• Contact Grand Rapids Attorney
FAQ

A client’s guide

Legal representation can be confusing and daunting. Feel free to ask us any of your questions. The following is a list of frequently asked questions and answers though you should keep in mind that every case involves its own set of unique attributes and quirks and you should not take these answers to be absolute or necessarily applicable to your situation.

How do you pick or find a good attorney?
You should be guided by how the prospects represent themselves verbally, in writing, on their website or otherwise. A "good" attorney for one type of matter may not be a good attorney for another. For example, if a law firm/attorney only handles divorces, this is probably not a good choice to handle your construction matter.

How long does each case last?
Unfortunately this depends greatly on factors out of the control of your attorney including rulings by the court and actions taken by the opposing party. Cases can sometimes be settled before they are even filed. Many times, simply having an attorney draft a "demand letter" makes the other party realize you mean business and can convince them to compensate you and avoid litigation. Other times a case will need to be filed and may settle prior to trial. Courts set a timeline for each cases and generally from the time a case is filed to the time trial is heard is about 12-20 months. If an appeal is necessary after a trial, this will likely take an additional 24 months because of the litigation backlog at the Court of Appeals.

When is it worth it to hire an attorney? Maybe I should just represent myself?
There is an old adage that "he who represents himself as an attorney has a fool for a client." It is unfortunate, but there are still a number of judges who disdain those parties who do not have an attorney representing them in court and this could affect your case negatively. There are major pitfalls to representing yourself and you may undermine or even completely destroy your claims or defenses unwittingly. Corporations, by law, must be represented by an attorney in court. For some lesser dollar claims, though, hiring an attorney is not worthwhile. For claims under $3,000, small claims court is often advisable (and in fact attorneys are not allowed to represent clients in small claims court). We can counsel you and give you our input on the likely sucesses of your claim or defenses and help you determine whether or not it is worth pursuing, or the reasonable settlement value of a case, or whether even hiring an attorney is advisable. We offer a free half hour consulting period.
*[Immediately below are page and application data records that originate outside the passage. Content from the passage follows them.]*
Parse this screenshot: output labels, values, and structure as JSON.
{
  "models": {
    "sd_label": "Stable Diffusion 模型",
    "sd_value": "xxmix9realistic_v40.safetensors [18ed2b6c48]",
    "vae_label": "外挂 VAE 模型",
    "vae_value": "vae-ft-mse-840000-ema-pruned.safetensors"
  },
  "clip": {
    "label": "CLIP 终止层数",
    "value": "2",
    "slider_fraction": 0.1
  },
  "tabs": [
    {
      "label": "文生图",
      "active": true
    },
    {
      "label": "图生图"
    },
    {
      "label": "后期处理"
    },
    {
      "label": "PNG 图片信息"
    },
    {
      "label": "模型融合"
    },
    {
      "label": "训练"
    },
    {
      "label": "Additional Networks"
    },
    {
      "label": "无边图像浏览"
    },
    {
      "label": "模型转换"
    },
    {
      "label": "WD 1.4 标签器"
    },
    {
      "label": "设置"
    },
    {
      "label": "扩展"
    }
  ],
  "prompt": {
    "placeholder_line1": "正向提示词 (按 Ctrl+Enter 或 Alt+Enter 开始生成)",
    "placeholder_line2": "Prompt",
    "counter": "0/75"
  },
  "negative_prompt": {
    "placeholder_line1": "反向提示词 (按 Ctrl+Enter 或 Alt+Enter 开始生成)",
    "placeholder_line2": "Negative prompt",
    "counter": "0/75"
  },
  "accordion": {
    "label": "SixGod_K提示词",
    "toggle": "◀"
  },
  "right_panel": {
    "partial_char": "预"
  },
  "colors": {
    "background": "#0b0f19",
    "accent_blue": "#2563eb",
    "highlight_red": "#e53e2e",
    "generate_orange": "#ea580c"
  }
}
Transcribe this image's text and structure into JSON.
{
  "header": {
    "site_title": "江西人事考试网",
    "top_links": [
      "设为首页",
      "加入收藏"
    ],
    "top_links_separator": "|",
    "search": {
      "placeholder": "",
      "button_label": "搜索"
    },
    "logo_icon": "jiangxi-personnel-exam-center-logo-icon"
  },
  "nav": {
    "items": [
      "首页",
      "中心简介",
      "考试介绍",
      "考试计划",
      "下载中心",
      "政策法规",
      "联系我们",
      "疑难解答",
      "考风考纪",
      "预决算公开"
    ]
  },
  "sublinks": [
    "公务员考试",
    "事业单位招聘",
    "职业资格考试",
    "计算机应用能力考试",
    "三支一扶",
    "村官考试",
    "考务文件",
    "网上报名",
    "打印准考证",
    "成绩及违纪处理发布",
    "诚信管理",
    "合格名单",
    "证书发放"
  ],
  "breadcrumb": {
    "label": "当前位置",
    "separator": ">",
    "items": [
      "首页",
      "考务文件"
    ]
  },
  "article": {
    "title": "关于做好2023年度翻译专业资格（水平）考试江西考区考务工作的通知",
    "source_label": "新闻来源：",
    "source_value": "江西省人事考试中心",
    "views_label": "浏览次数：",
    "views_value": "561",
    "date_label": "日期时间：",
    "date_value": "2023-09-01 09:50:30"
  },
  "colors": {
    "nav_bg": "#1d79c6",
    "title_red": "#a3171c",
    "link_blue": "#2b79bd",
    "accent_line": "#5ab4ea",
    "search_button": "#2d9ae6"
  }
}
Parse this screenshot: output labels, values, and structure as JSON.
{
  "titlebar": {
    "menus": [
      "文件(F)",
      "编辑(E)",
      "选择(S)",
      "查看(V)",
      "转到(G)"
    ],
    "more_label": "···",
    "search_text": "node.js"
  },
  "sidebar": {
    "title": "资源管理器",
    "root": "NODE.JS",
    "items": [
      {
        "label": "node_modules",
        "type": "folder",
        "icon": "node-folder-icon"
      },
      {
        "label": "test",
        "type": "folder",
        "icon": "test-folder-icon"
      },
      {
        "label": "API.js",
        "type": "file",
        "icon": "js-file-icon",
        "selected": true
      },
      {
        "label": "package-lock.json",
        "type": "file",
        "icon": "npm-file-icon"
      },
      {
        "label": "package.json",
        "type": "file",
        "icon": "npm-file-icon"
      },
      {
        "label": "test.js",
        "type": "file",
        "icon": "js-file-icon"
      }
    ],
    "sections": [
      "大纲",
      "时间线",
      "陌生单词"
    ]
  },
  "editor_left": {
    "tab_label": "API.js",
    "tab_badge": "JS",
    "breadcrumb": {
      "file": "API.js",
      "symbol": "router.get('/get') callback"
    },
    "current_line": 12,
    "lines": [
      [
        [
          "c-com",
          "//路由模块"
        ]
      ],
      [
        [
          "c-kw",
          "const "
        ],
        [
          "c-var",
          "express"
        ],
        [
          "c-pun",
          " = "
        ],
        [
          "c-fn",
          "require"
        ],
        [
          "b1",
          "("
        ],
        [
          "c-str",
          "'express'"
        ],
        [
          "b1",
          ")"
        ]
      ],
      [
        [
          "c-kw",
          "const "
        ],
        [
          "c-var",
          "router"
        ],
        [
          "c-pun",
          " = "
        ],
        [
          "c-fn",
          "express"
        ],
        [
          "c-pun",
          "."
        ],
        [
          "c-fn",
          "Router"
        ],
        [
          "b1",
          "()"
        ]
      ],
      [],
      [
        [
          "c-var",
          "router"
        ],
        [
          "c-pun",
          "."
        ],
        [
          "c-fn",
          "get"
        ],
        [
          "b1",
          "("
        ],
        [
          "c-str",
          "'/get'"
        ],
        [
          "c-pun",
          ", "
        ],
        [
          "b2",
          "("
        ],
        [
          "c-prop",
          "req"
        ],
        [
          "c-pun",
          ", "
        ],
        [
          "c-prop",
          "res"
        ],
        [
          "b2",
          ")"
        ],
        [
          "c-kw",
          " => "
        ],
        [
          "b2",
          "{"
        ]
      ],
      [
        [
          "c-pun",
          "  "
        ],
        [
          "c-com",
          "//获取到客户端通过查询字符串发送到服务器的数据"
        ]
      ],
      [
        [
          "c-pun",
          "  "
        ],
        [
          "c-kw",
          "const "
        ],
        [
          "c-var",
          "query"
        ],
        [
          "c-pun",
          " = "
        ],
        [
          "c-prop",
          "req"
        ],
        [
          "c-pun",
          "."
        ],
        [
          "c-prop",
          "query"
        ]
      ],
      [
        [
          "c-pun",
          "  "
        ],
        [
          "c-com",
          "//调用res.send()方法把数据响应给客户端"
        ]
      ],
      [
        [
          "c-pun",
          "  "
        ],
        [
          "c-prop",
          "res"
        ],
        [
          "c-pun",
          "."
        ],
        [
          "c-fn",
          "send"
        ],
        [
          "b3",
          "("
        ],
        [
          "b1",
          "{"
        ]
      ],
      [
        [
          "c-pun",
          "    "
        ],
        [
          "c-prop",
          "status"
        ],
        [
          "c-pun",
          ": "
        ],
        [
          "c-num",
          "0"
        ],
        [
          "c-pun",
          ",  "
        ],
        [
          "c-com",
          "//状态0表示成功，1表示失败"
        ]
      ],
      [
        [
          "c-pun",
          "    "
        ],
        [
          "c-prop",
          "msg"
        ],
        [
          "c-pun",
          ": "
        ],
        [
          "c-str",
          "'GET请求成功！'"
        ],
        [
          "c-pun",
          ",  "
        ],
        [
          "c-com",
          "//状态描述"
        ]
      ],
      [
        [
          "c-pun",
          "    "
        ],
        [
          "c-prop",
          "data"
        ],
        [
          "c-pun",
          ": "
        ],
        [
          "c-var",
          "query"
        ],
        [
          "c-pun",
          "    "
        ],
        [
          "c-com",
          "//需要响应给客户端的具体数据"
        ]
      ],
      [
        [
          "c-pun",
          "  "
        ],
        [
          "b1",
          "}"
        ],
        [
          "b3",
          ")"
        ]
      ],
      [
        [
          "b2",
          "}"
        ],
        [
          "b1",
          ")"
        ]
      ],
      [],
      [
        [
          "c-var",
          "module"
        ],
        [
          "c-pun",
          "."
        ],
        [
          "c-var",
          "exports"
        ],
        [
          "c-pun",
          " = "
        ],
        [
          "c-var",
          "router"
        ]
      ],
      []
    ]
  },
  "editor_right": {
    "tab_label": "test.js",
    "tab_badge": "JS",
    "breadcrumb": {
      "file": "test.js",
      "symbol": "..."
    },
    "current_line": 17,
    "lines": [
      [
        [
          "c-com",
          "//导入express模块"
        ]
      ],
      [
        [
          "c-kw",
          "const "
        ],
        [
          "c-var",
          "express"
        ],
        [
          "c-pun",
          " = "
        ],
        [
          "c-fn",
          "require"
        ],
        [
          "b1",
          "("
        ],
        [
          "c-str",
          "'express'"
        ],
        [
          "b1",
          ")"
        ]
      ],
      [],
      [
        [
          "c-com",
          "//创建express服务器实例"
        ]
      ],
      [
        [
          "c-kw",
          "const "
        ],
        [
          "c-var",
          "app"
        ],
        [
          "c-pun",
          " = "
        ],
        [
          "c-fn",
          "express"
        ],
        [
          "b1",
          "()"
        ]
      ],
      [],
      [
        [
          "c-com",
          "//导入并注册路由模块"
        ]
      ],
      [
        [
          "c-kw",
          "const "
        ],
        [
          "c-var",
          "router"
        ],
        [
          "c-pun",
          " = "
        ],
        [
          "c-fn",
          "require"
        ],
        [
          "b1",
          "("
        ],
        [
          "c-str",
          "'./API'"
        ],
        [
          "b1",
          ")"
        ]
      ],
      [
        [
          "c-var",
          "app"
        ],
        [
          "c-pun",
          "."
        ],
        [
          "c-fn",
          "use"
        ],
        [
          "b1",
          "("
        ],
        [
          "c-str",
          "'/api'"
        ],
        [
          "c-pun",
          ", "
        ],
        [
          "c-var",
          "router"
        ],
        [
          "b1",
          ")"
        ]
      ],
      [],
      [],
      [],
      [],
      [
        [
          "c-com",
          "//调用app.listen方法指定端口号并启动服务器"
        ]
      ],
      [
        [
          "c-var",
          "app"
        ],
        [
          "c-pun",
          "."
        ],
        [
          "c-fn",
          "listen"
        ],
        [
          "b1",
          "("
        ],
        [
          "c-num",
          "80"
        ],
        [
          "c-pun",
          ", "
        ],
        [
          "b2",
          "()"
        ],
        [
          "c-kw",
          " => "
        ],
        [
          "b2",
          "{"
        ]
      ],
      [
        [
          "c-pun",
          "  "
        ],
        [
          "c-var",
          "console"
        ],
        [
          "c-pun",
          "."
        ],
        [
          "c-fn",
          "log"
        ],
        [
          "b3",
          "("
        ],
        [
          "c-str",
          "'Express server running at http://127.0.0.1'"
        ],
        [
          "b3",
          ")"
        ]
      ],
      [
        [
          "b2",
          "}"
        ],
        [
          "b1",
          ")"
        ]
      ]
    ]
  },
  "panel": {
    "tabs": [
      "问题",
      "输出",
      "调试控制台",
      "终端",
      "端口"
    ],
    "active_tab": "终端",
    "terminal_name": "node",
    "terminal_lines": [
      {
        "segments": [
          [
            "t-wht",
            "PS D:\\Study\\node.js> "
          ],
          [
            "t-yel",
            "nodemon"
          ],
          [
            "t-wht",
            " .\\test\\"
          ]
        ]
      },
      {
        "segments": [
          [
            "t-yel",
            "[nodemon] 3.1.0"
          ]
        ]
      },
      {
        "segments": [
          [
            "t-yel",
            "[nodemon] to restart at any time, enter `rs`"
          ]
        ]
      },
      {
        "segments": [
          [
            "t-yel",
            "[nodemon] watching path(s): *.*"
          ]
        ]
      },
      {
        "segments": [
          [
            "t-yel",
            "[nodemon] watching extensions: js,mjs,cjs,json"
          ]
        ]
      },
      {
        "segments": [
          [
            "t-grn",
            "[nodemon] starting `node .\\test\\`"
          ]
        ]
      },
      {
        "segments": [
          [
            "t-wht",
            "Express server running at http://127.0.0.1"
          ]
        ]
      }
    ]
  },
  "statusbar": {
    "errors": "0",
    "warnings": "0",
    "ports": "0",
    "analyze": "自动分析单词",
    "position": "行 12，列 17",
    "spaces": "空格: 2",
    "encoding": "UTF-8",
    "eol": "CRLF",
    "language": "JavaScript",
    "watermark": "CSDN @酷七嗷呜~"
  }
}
What is the role of a litigation attorney?
The role of a litigation attorney is to be your representative and advocate in court, and to provide you advise on your case. Your attorney will need you to provide facts and sometimes documentation and will seek comment from you on your observations and thoughts. It is the attorney's job to develop the arguments from those facts and the legal and practical strategy most likely to bring success. We endeavor to explain the legal ramifications of our arguments since we want our clients to be informed and understand the legal process and our work.